The last presentation by Yiorgos Anagnostou entitled “The Bicentenary across Greece and the Diaspora: Toward the Making of a Global Greek Civic Identity” placed the Greek bicentenary in relation to Greece and two major diasporas––Greek Australia and Greek America––in the interest of exploring emerging expressions of identity across global Greek worlds. Anagnostou explored a corpus of narratives to show their commonality “in a cohesive civic narrative.” Anagnostou raises the ethical question “how to commemorate an event significant for a people in a place associated with other people’s plight?” He concludes “who the Greeks are as a people is intimately interwoven with how they position themselves in relation to structures of inequality and exclusion in their home countries.” Anagnostou challenges us to examine our civic obligation “in connections with questions of governance and institutional activism.”

People from all over the United States, Canada, Greece, Cyprus, Germany, England, Italy, Romania, United Kingdom, even Australia attended the conference. The stimulating discussions will lead to further research. The elaborated and expanded essays of the conference will be published in an edited volume.

The conference was sponsored by the MacMillan Center’s Hellenic Studies Program and European Studies Council, and the Modern Greek Studies Association through its Innovative Initiative Grant. Additional funding was provided by the Edward J. and Dorothy Clarke Kempf Memorial Fund.
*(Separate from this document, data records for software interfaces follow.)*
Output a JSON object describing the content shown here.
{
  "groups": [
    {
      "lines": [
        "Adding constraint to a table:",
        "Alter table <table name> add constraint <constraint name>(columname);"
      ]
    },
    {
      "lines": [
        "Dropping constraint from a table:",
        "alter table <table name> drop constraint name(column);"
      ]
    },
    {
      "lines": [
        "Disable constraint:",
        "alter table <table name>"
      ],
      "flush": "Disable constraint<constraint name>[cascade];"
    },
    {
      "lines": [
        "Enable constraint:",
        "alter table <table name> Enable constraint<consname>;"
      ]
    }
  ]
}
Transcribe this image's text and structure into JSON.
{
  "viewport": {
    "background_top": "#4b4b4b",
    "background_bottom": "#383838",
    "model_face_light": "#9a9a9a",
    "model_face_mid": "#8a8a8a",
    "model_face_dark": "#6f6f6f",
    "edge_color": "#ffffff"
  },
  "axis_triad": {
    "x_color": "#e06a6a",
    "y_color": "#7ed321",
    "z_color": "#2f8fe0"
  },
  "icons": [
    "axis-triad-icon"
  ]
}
Written by Maria Kaliambou, Senior Lector, Hellenic Studies Program